Entries from a dataset of interfaces:

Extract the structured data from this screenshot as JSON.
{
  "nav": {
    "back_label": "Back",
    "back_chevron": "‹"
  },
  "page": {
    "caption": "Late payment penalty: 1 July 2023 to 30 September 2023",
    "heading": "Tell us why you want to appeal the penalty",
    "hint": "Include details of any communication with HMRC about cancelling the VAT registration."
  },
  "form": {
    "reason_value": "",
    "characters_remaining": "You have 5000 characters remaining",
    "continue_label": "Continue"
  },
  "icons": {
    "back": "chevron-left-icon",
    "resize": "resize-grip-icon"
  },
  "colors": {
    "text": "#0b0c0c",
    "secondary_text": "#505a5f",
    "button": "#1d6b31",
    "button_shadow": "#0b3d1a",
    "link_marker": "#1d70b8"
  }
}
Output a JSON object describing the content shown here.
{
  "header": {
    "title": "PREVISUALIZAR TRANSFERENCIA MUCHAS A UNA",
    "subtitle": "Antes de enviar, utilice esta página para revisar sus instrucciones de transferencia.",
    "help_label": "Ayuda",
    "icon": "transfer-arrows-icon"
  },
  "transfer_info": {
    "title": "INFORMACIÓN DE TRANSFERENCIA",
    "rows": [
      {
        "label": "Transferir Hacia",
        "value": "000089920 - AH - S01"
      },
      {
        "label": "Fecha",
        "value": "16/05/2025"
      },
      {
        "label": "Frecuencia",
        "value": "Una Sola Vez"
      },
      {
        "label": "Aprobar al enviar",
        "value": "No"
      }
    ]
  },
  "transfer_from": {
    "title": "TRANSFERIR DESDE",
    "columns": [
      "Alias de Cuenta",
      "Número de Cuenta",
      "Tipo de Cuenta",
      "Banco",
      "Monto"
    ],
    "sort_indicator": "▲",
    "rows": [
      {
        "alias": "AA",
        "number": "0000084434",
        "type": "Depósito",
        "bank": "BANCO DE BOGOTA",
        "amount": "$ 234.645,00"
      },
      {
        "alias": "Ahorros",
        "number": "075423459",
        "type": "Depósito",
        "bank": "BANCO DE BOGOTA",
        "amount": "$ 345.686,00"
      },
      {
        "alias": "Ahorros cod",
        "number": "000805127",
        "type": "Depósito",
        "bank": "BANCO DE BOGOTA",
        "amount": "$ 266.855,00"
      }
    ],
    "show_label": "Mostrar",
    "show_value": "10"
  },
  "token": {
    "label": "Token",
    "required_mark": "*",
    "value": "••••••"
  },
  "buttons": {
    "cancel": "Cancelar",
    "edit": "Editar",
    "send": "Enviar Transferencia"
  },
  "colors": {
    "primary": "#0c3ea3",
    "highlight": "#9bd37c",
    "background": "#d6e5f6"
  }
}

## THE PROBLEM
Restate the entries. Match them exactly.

## FINISHED EXERCISE
Extract the structured data from this screenshot as JSON.
{
  "nav": {
    "back_label": "Back",
    "back_chevron": "‹"
  },
  "page": {
    "caption": "Late payment penalty: 1 July 2023 to 30 September 2023",
    "heading": "Tell us why you want to appeal the penalty",
    "hint": "Include details of any communication with HMRC about cancelling the VAT registration."
  },
  "form": {
    "reason_value": "",
    "characters_remaining": "You have 5000 characters remaining",
    "continue_label": "Continue"
  },
  "icons": {
    "back": "chevron-left-icon",
    "resize": "resize-grip-icon"
  },
  "colors": {
    "text": "#0b0c0c",
    "secondary_text": "#505a5f",
    "button": "#1d6b31",
    "button_shadow": "#0b3d1a",
    "link_marker": "#1d70b8"
  }
}
Output a JSON object describing the content shown here.
{
  "header": {
    "title": "PREVISUALIZAR TRANSFERENCIA MUCHAS A UNA",
    "subtitle": "Antes de enviar, utilice esta página para revisar sus instrucciones de transferencia.",
    "help_label": "Ayuda",
    "icon": "transfer-arrows-icon"
  },
  "transfer_info": {
    "title": "INFORMACIÓN DE TRANSFERENCIA",
    "rows": [
      {
        "label": "Transferir Hacia",
        "value": "000089920 - AH - S01"
      },
      {
        "label": "Fecha",
        "value": "16/05/2025"
      },
      {
        "label": "Frecuencia",
        "value": "Una Sola Vez"
      },
      {
        "label": "Aprobar al enviar",
        "value": "No"
      }
    ]
  },
  "transfer_from": {
    "title": "TRANSFERIR DESDE",
    "columns": [
      "Alias de Cuenta",
      "Número de Cuenta",
      "Tipo de Cuenta",
      "Banco",
      "Monto"
    ],
    "sort_indicator": "▲",
    "rows": [
      {
        "alias": "AA",
        "number": "0000084434",
        "type": "Depósito",
        "bank": "BANCO DE BOGOTA",
        "amount": "$ 234.645,00"
      },
      {
        "alias": "Ahorros",
        "number": "075423459",
        "type": "Depósito",
        "bank": "BANCO DE BOGOTA",
        "amount": "$ 345.686,00"
      },
      {
        "alias": "Ahorros cod",
        "number": "000805127",
        "type": "Depósito",
        "bank": "BANCO DE BOGOTA",
        "amount": "$ 266.855,00"
      }
    ],
    "show_label": "Mostrar",
    "show_value": "10"
  },
  "token": {
    "label": "Token",
    "required_mark": "*",
    "value": "••••••"
  },
  "buttons": {
    "cancel": "Cancelar",
    "edit": "Editar",
    "send": "Enviar Transferencia"
  },
  "colors": {
    "primary": "#0c3ea3",
    "highlight": "#9bd37c",
    "background": "#d6e5f6"
  }
}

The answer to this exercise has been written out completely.